You have got to hand it to the party after 46 years of inception it's still the most talked about Party Interestingly most who volunteer their advice rather readily how it should run its affairs are all it's detractors
Awais
May 24, 2013 07:25am
How about you write a better one - just saying!!
SK
May 24, 2013 04:00pm
The ending quote should have been: "We had been failed by Bhutto".
Shahpur
May 24, 2013 04:08pm
PPP is now Zardari's personal party with his friends and family members. Bhutto gave the illusion that PPP will bring better future for poor people, which proved to be false. But since Bhutto's death it has became an instrument of looting the the poor people of Pakistan.
Mustafa Razavi
May 24, 2013 04:27pm
Wrong!!, it is a submarine. It runs on illiteracy of the people. Just like you idolize ZAB today, your children would idolize Zardari.
Parvez
May 24, 2013 06:49pm

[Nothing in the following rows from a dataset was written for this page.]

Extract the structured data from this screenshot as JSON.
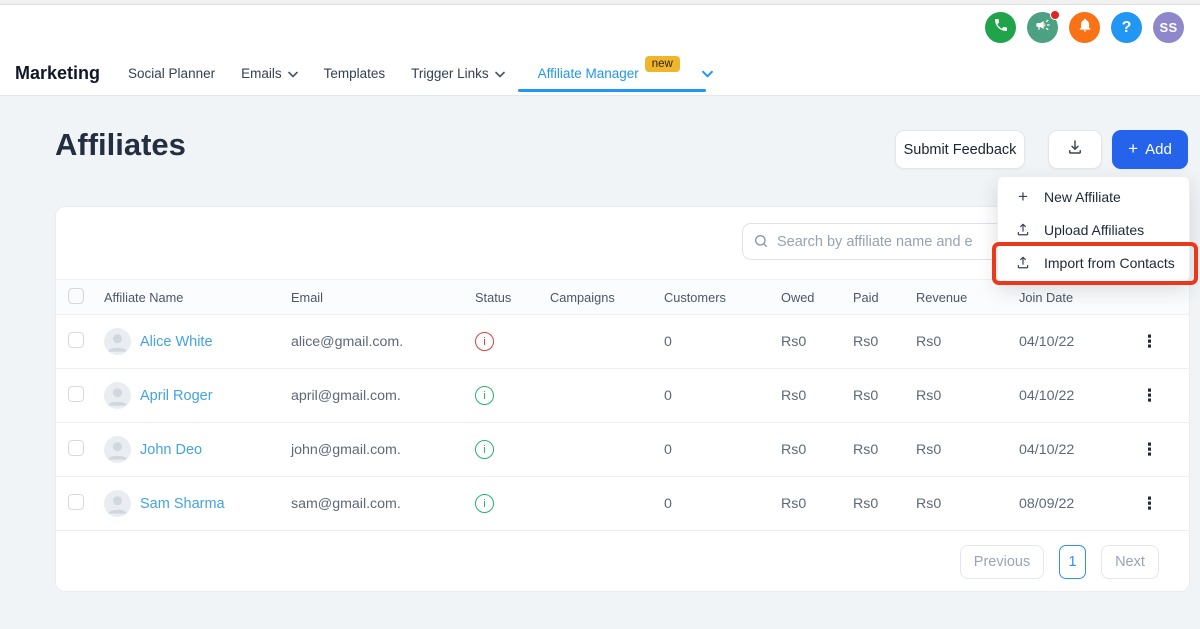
{
  "topbar": {
    "avatar_initials": "SS",
    "help_glyph": "?",
    "icon_colors": {
      "phone": "#1fa44c",
      "announcement": "#4ba181",
      "notifications": "#f97316",
      "help": "#2196f3",
      "avatar": "#8f87cb"
    }
  },
  "nav": {
    "brand": "Marketing",
    "items": {
      "social_planner": "Social Planner",
      "emails": "Emails",
      "templates": "Templates",
      "trigger_links": "Trigger Links",
      "affiliate_manager": "Affiliate Manager"
    },
    "badge": "new",
    "active_tab": "Affiliate Manager",
    "active_color": "#2196f3"
  },
  "page": {
    "title": "Affiliates"
  },
  "actions": {
    "submit_feedback": "Submit Feedback",
    "add": "Add"
  },
  "add_menu": {
    "items": {
      "new_affiliate": "New Affiliate",
      "upload_affiliates": "Upload Affiliates",
      "import_from_contacts": "Import from Contacts"
    },
    "highlighted_item": "Import from Contacts",
    "highlight_color": "#e8391d"
  },
  "search": {
    "placeholder": "Search by affiliate name and e"
  },
  "table": {
    "columns": {
      "name": "Affiliate Name",
      "email": "Email",
      "status": "Status",
      "campaigns": "Campaigns",
      "customers": "Customers",
      "owed": "Owed",
      "paid": "Paid",
      "revenue": "Revenue",
      "join_date": "Join Date"
    },
    "rows": [
      {
        "name": "Alice White",
        "email": "alice@gmail.com.",
        "status": "inactive",
        "campaigns": "",
        "customers": "0",
        "owed": "Rs0",
        "paid": "Rs0",
        "revenue": "Rs0",
        "join_date": "04/10/22"
      },
      {
        "name": "April Roger",
        "email": "april@gmail.com.",
        "status": "active",
        "campaigns": "",
        "customers": "0",
        "owed": "Rs0",
        "paid": "Rs0",
        "revenue": "Rs0",
        "join_date": "04/10/22"
      },
      {
        "name": "John Deo",
        "email": "john@gmail.com.",
        "status": "active",
        "campaigns": "",
        "customers": "0",
        "owed": "Rs0",
        "paid": "Rs0",
        "revenue": "Rs0",
        "join_date": "04/10/22"
      },
      {
        "name": "Sam Sharma",
        "email": "sam@gmail.com.",
        "status": "active",
        "campaigns": "",
        "customers": "0",
        "owed": "Rs0",
        "paid": "Rs0",
        "revenue": "Rs0",
        "join_date": "08/09/22"
      }
    ],
    "status_colors": {
      "active": "#26b56b",
      "inactive": "#d9403f"
    }
  },
  "pagination": {
    "previous": "Previous",
    "page": "1",
    "next": "Next"
  },
  "icons": {
    "plus": "+",
    "kebab": "⋮",
    "status_info": "i"
  },
  "colors": {
    "primary_button": "#2563eb",
    "link_blue": "#44a3e0",
    "badge_yellow": "#f1b52c"
  }
}
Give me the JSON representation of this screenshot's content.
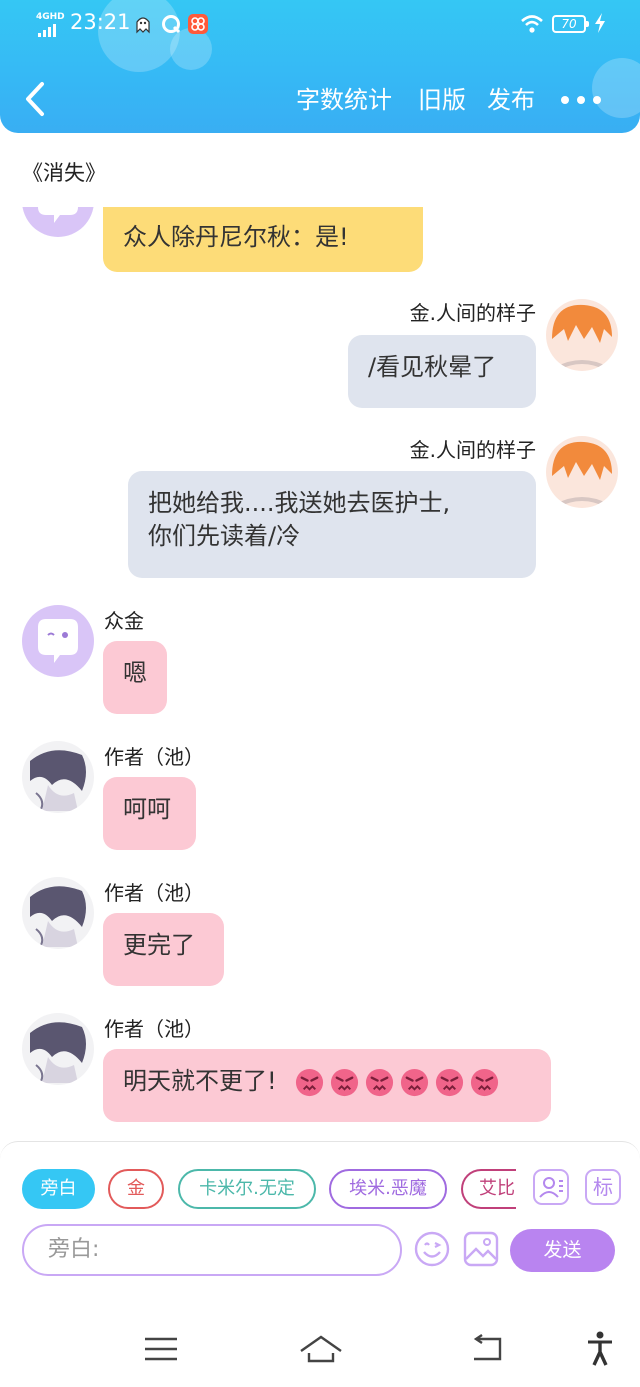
{
  "status_bar": {
    "network": "4GHD",
    "time": "23:21",
    "battery": "70"
  },
  "nav": {
    "word_count": "字数统计",
    "old_version": "旧版",
    "publish": "发布"
  },
  "doc_title": "《消失》",
  "messages": [
    {
      "sender": "",
      "text": "众人除丹尼尔秋：是!"
    },
    {
      "sender": "金.人间的样子",
      "text": "/看见秋晕了"
    },
    {
      "sender": "金.人间的样子",
      "lines": [
        "把她给我....我送她去医护士,",
        "你们先读着/冷"
      ]
    },
    {
      "sender": "众金",
      "text": "嗯"
    },
    {
      "sender": "作者（池）",
      "text": "呵呵"
    },
    {
      "sender": "作者（池）",
      "text": "更完了"
    },
    {
      "sender": "作者（池）",
      "text": "明天就不更了!"
    }
  ],
  "composer": {
    "chips": [
      {
        "label": "旁白",
        "color": "#35c7f4"
      },
      {
        "label": "金",
        "color": "#e25a5a"
      },
      {
        "label": "卡米尔.无定",
        "color": "#4cb8aa"
      },
      {
        "label": "埃米.恶魔",
        "color": "#a06be0"
      },
      {
        "label": "艾比",
        "color": "#c0407a"
      }
    ],
    "tag_label": "标",
    "placeholder": "旁白:",
    "send_label": "发送"
  }
}
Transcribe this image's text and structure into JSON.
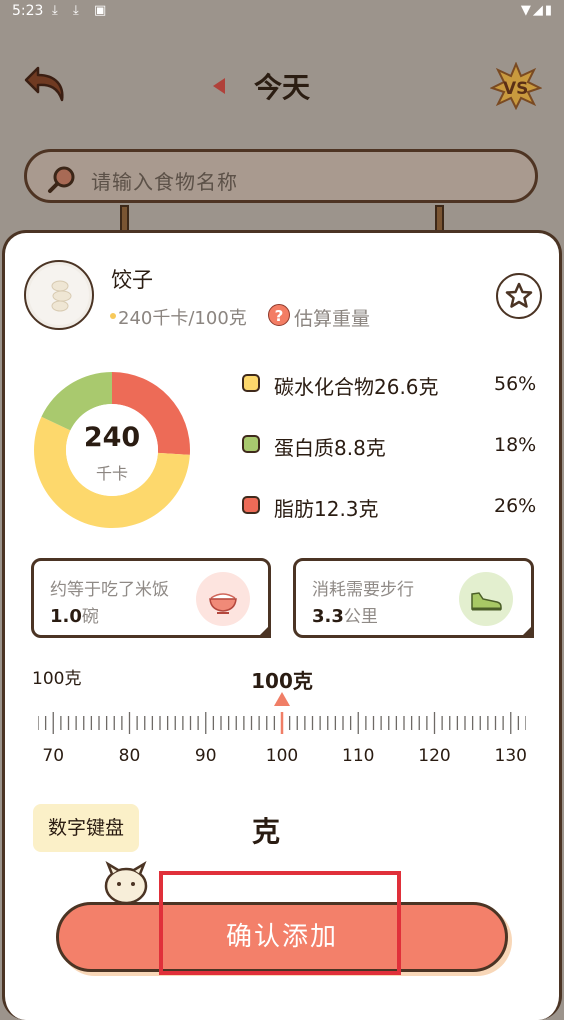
{
  "status_bar": {
    "time": "5:23",
    "icons": [
      "download-icon",
      "download-icon",
      "vpn-icon",
      "wifi-icon",
      "signal-icon",
      "battery-icon"
    ]
  },
  "header": {
    "title": "今天"
  },
  "search": {
    "placeholder": "请输入食物名称"
  },
  "food": {
    "name": "饺子",
    "calories_per_100g": "240千卡/100克",
    "estimate_label": "估算重量"
  },
  "donut": {
    "value": "240",
    "unit": "千卡"
  },
  "macros": [
    {
      "label": "碳水化合物26.6克",
      "pct": "56%",
      "color": "#fdd86c",
      "fraction": 0.56
    },
    {
      "label": "蛋白质8.8克",
      "pct": "18%",
      "color": "#a9c96e",
      "fraction": 0.18
    },
    {
      "label": "脂肪12.3克",
      "pct": "26%",
      "color": "#ed6b57",
      "fraction": 0.26
    }
  ],
  "cards": {
    "rice": {
      "title": "约等于吃了米饭",
      "value": "1.0",
      "unit": "碗"
    },
    "steps": {
      "title": "消耗需要步行",
      "value": "3.3",
      "unit": "公里"
    }
  },
  "weight": {
    "small_label": "100克",
    "current_label": "100克",
    "ruler_labels": [
      "70",
      "80",
      "90",
      "100",
      "110",
      "120",
      "130"
    ],
    "ruler_min": 68,
    "ruler_max": 132,
    "current": 100
  },
  "keypad_label": "数字键盘",
  "unit_label": "克",
  "confirm_label": "确认添加"
}
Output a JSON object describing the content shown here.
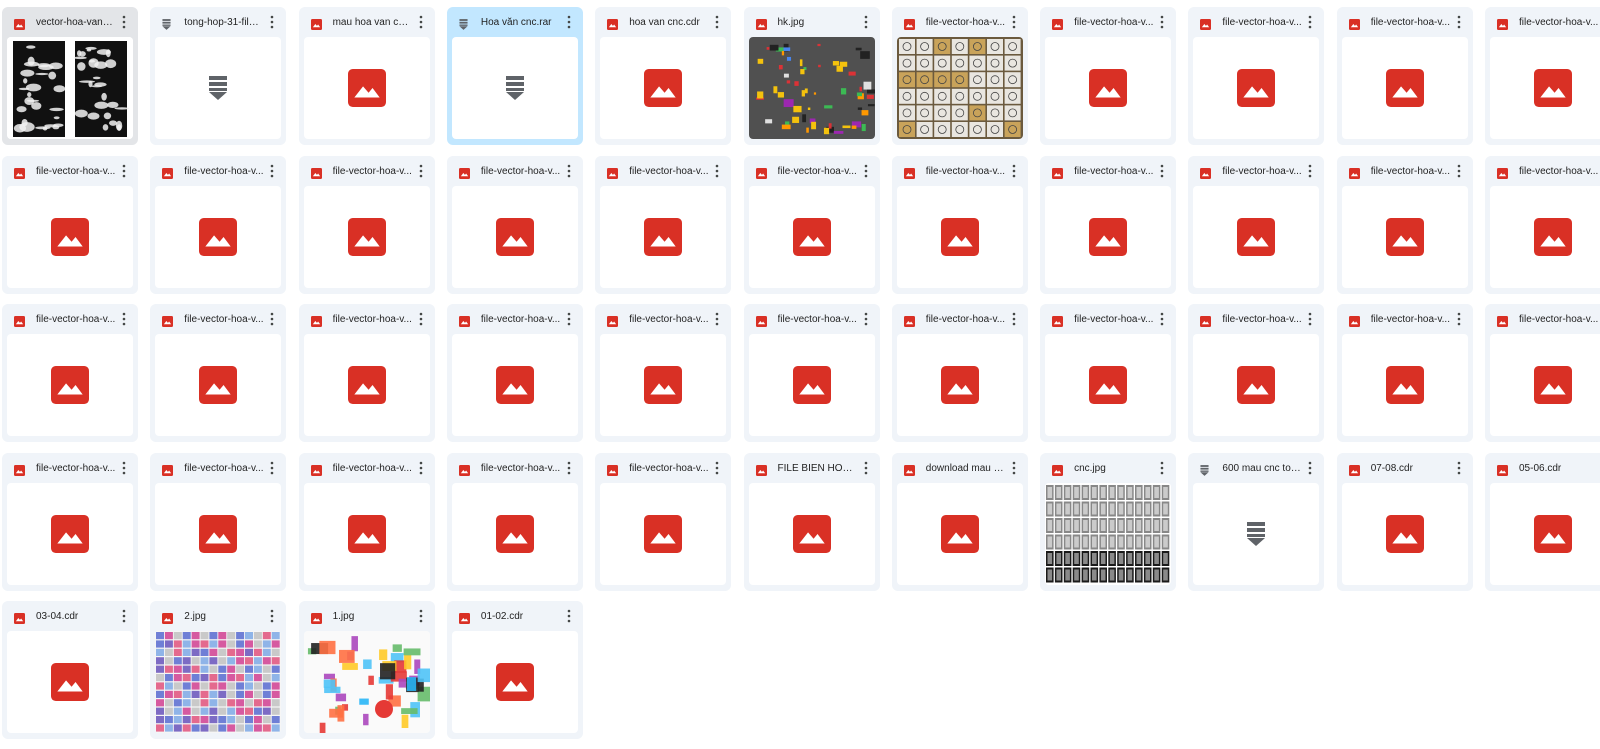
{
  "colors": {
    "card_bg": "#f0f4f9",
    "selected_bg": "#c2e7ff",
    "image_icon": "#d93025",
    "archive_icon": "#5f6368"
  },
  "files": [
    {
      "name": "vector-hoa-van-l...",
      "icon": "image-file-icon",
      "thumb": "bw-peacock-panels",
      "state": "hovered"
    },
    {
      "name": "tong-hop-31-file-...",
      "icon": "archive-file-icon",
      "thumb": "archive-placeholder",
      "state": "normal"
    },
    {
      "name": "mau hoa van con ...",
      "icon": "image-file-icon",
      "thumb": "image-placeholder",
      "state": "normal"
    },
    {
      "name": "Hoa văn cnc.rar",
      "icon": "archive-file-icon",
      "thumb": "archive-placeholder",
      "state": "selected"
    },
    {
      "name": "hoa van cnc.cdr",
      "icon": "image-file-icon",
      "thumb": "image-placeholder",
      "state": "normal"
    },
    {
      "name": "hk.jpg",
      "icon": "image-file-icon",
      "thumb": "dark-color-blocks",
      "state": "normal"
    },
    {
      "name": "file-vector-hoa-v...",
      "icon": "image-file-icon",
      "thumb": "pattern-grid-gold",
      "state": "normal"
    },
    {
      "name": "file-vector-hoa-v...",
      "icon": "image-file-icon",
      "thumb": "image-placeholder",
      "state": "normal"
    },
    {
      "name": "file-vector-hoa-v...",
      "icon": "image-file-icon",
      "thumb": "image-placeholder",
      "state": "normal"
    },
    {
      "name": "file-vector-hoa-v...",
      "icon": "image-file-icon",
      "thumb": "image-placeholder",
      "state": "normal"
    },
    {
      "name": "file-vector-hoa-v...",
      "icon": "image-file-icon",
      "thumb": "image-placeholder",
      "state": "normal"
    },
    {
      "name": "file-vector-hoa-v...",
      "icon": "image-file-icon",
      "thumb": "image-placeholder",
      "state": "normal"
    },
    {
      "name": "file-vector-hoa-v...",
      "icon": "image-file-icon",
      "thumb": "image-placeholder",
      "state": "normal"
    },
    {
      "name": "file-vector-hoa-v...",
      "icon": "image-file-icon",
      "thumb": "image-placeholder",
      "state": "normal"
    },
    {
      "name": "file-vector-hoa-v...",
      "icon": "image-file-icon",
      "thumb": "image-placeholder",
      "state": "normal"
    },
    {
      "name": "file-vector-hoa-v...",
      "icon": "image-file-icon",
      "thumb": "image-placeholder",
      "state": "normal"
    },
    {
      "name": "file-vector-hoa-v...",
      "icon": "image-file-icon",
      "thumb": "image-placeholder",
      "state": "normal"
    },
    {
      "name": "file-vector-hoa-v...",
      "icon": "image-file-icon",
      "thumb": "image-placeholder",
      "state": "normal"
    },
    {
      "name": "file-vector-hoa-v...",
      "icon": "image-file-icon",
      "thumb": "image-placeholder",
      "state": "normal"
    },
    {
      "name": "file-vector-hoa-v...",
      "icon": "image-file-icon",
      "thumb": "image-placeholder",
      "state": "normal"
    },
    {
      "name": "file-vector-hoa-v...",
      "icon": "image-file-icon",
      "thumb": "image-placeholder",
      "state": "normal"
    },
    {
      "name": "file-vector-hoa-v...",
      "icon": "image-file-icon",
      "thumb": "image-placeholder",
      "state": "normal"
    },
    {
      "name": "file-vector-hoa-v...",
      "icon": "image-file-icon",
      "thumb": "image-placeholder",
      "state": "normal"
    },
    {
      "name": "file-vector-hoa-v...",
      "icon": "image-file-icon",
      "thumb": "image-placeholder",
      "state": "normal"
    },
    {
      "name": "file-vector-hoa-v...",
      "icon": "image-file-icon",
      "thumb": "image-placeholder",
      "state": "normal"
    },
    {
      "name": "file-vector-hoa-v...",
      "icon": "image-file-icon",
      "thumb": "image-placeholder",
      "state": "normal"
    },
    {
      "name": "file-vector-hoa-v...",
      "icon": "image-file-icon",
      "thumb": "image-placeholder",
      "state": "normal"
    },
    {
      "name": "file-vector-hoa-v...",
      "icon": "image-file-icon",
      "thumb": "image-placeholder",
      "state": "normal"
    },
    {
      "name": "file-vector-hoa-v...",
      "icon": "image-file-icon",
      "thumb": "image-placeholder",
      "state": "normal"
    },
    {
      "name": "file-vector-hoa-v...",
      "icon": "image-file-icon",
      "thumb": "image-placeholder",
      "state": "normal"
    },
    {
      "name": "file-vector-hoa-v...",
      "icon": "image-file-icon",
      "thumb": "image-placeholder",
      "state": "normal"
    },
    {
      "name": "file-vector-hoa-v...",
      "icon": "image-file-icon",
      "thumb": "image-placeholder",
      "state": "normal"
    },
    {
      "name": "file-vector-hoa-v...",
      "icon": "image-file-icon",
      "thumb": "image-placeholder",
      "state": "normal"
    },
    {
      "name": "file-vector-hoa-v...",
      "icon": "image-file-icon",
      "thumb": "image-placeholder",
      "state": "normal"
    },
    {
      "name": "file-vector-hoa-v...",
      "icon": "image-file-icon",
      "thumb": "image-placeholder",
      "state": "normal"
    },
    {
      "name": "file-vector-hoa-v...",
      "icon": "image-file-icon",
      "thumb": "image-placeholder",
      "state": "normal"
    },
    {
      "name": "file-vector-hoa-v...",
      "icon": "image-file-icon",
      "thumb": "image-placeholder",
      "state": "normal"
    },
    {
      "name": "file-vector-hoa-v...",
      "icon": "image-file-icon",
      "thumb": "image-placeholder",
      "state": "normal"
    },
    {
      "name": "FILE BIEN HONG ...",
      "icon": "image-file-icon",
      "thumb": "image-placeholder",
      "state": "normal"
    },
    {
      "name": "download mau h...",
      "icon": "image-file-icon",
      "thumb": "image-placeholder",
      "state": "normal"
    },
    {
      "name": "cnc.jpg",
      "icon": "image-file-icon",
      "thumb": "bw-cnc-grid",
      "state": "normal"
    },
    {
      "name": "600 mau cnc ton...",
      "icon": "archive-file-icon",
      "thumb": "archive-placeholder",
      "state": "normal"
    },
    {
      "name": "07-08.cdr",
      "icon": "image-file-icon",
      "thumb": "image-placeholder",
      "state": "normal"
    },
    {
      "name": "05-06.cdr",
      "icon": "image-file-icon",
      "thumb": "image-placeholder",
      "state": "normal"
    },
    {
      "name": "03-04.cdr",
      "icon": "image-file-icon",
      "thumb": "image-placeholder",
      "state": "normal"
    },
    {
      "name": "2.jpg",
      "icon": "image-file-icon",
      "thumb": "color-pattern-rows",
      "state": "normal"
    },
    {
      "name": "1.jpg",
      "icon": "image-file-icon",
      "thumb": "color-pattern-collage",
      "state": "normal"
    },
    {
      "name": "01-02.cdr",
      "icon": "image-file-icon",
      "thumb": "image-placeholder",
      "state": "normal"
    }
  ]
}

The PPP has been linked to the Bhutto name and this has earned much political success. But a time had come when the name should have been gracefully de-linked and the party as an institution should have been projected. Sadly there was / is no person capable of doing this.